The Commission functions as something of an executive cabinet for the EU. It comprises 28 members, one from each member state, and serves under the President, currently Portugal's José Manuel Durão Barroso. (The President is proposed by the EU Council, the smaller of the Union's legislative bodies, and together the proposed President and the Council appoint the other Commission members, whereupon the Commission as a whole is subject to an approval vote by the Parliament, the larger legislative body.)
Last month the Parliament rejected a provision of the Tobacco Products Directive that would have treated e-cigarettes as medical devices, and this was seen as a victory for those who favor a "harm reduction" approach to cigarette control. Regulation as a medicine is expected to entail expensive requirements that may drive smaller companies out of business and give the e-cig industry to the Big Tobacco companies, producers of combustible cigarettes, who have only recently gotten into the e-cig business. The other options for regulation include the treatment of e-cigs as a tobacco product, essentially imposing on them the same restrictions that are imposed on cigarettes, and treating them as an ordinary consumer product, imposing minimal restrictions.
The Commission's proposed directive would combine features of the medical approach and the tobacco products approach, according to British health policy advocate Clive Bates, resulting in draconian restrictions that would make it substantially more difficult for ex-smokers, many of whom use e-cigs as a smoking-cessation device, to obtain the product. Bates says that the proposal would severely restrict advertising in print, on television, and the internet, would impose onerous labeling requirements, and severely restrict permissible nicotine levels and flavours, among other restrictions.
The new proposal will be taken up by the EU Council on December 10, and it will be subject to consideration by all three major legislative/executive bodies of the EU: the Council, the Commission, and the Parliament. It will also be subject to review by all 28 member states.

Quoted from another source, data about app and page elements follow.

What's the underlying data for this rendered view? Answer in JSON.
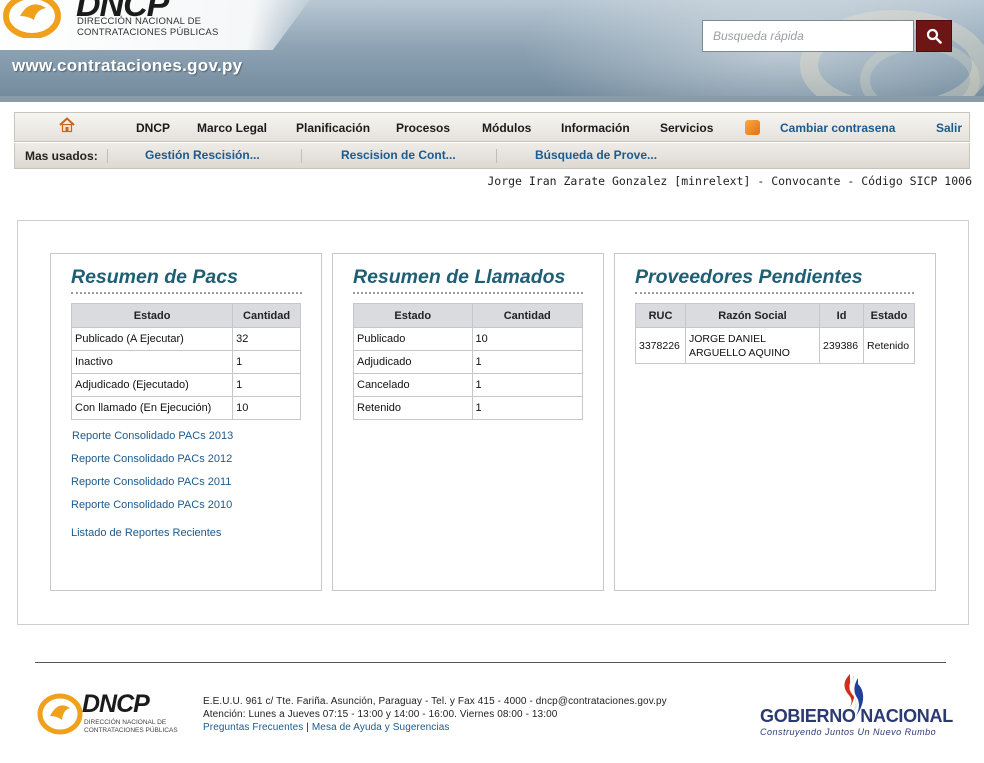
{
  "header": {
    "logo_text": "DNCP",
    "logo_line1": "DIRECCIÓN NACIONAL DE",
    "logo_line2": "CONTRATACIONES PÚBLICAS",
    "site_url": "www.contrataciones.gov.py",
    "search_placeholder": "Busqueda rápida"
  },
  "nav": {
    "items": [
      "DNCP",
      "Marco Legal",
      "Planificación",
      "Procesos",
      "Módulos",
      "Información",
      "Servicios"
    ],
    "change_password": "Cambiar contrasena",
    "logout": "Salir"
  },
  "subnav": {
    "label": "Mas usados:",
    "links": [
      "Gestión Rescisión...",
      "Rescision de Cont...",
      "Búsqueda de Prove..."
    ]
  },
  "user_line": "Jorge Iran Zarate Gonzalez [minrelext] - Convocante - Código SICP 1006",
  "pacs": {
    "title": "Resumen de Pacs",
    "headers": [
      "Estado",
      "Cantidad"
    ],
    "rows": [
      [
        "Publicado (A Ejecutar)",
        "32"
      ],
      [
        "Inactivo",
        "1"
      ],
      [
        "Adjudicado (Ejecutado)",
        "1"
      ],
      [
        "Con llamado (En Ejecución)",
        "10"
      ]
    ],
    "reports": [
      "Reporte Consolidado PACs 2013",
      "Reporte Consolidado PACs 2012",
      "Reporte Consolidado PACs 2011",
      "Reporte Consolidado PACs 2010"
    ],
    "recent_reports": "Listado de Reportes Recientes"
  },
  "llamados": {
    "title": "Resumen de Llamados",
    "headers": [
      "Estado",
      "Cantidad"
    ],
    "rows": [
      [
        "Publicado",
        "10"
      ],
      [
        "Adjudicado",
        "1"
      ],
      [
        "Cancelado",
        "1"
      ],
      [
        "Retenido",
        "1"
      ]
    ]
  },
  "proveedores": {
    "title": "Proveedores Pendientes",
    "headers": [
      "RUC",
      "Razón Social",
      "Id",
      "Estado"
    ],
    "rows": [
      [
        "3378226",
        "JORGE DANIEL ARGUELLO AQUINO",
        "239386",
        "Retenido"
      ]
    ]
  },
  "footer": {
    "logo_text": "DNCP",
    "logo_line1": "DIRECCIÓN NACIONAL DE",
    "logo_line2": "CONTRATACIONES PÚBLICAS",
    "address": "E.E.U.U. 961 c/ Tte. Fariña. Asunción, Paraguay - Tel. y Fax 415 - 4000 - dncp@contrataciones.gov.py",
    "hours": "Atención: Lunes a Jueves 07:15 - 13:00 y 14:00 - 16:00. Viernes 08:00 - 13:00",
    "faq": "Preguntas Frecuentes",
    "separator": "|",
    "help": "Mesa de Ayuda y Sugerencias",
    "gov_title": "GOBIERNO NACIONAL",
    "gov_tagline": "Construyendo Juntos Un Nuevo Rumbo"
  },
  "colors": {
    "link": "#1d5a8e",
    "panel_title": "#1f5f74",
    "search_button": "#6e1515",
    "gov_blue": "#2b3a73"
  }
}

Bates recommends a variety of possible responses, people to contact, and so forth, in his piece "They just don't get it! - Commission proposal for the regulation of e-cigarettes", posted on the E-Cigarette Forum.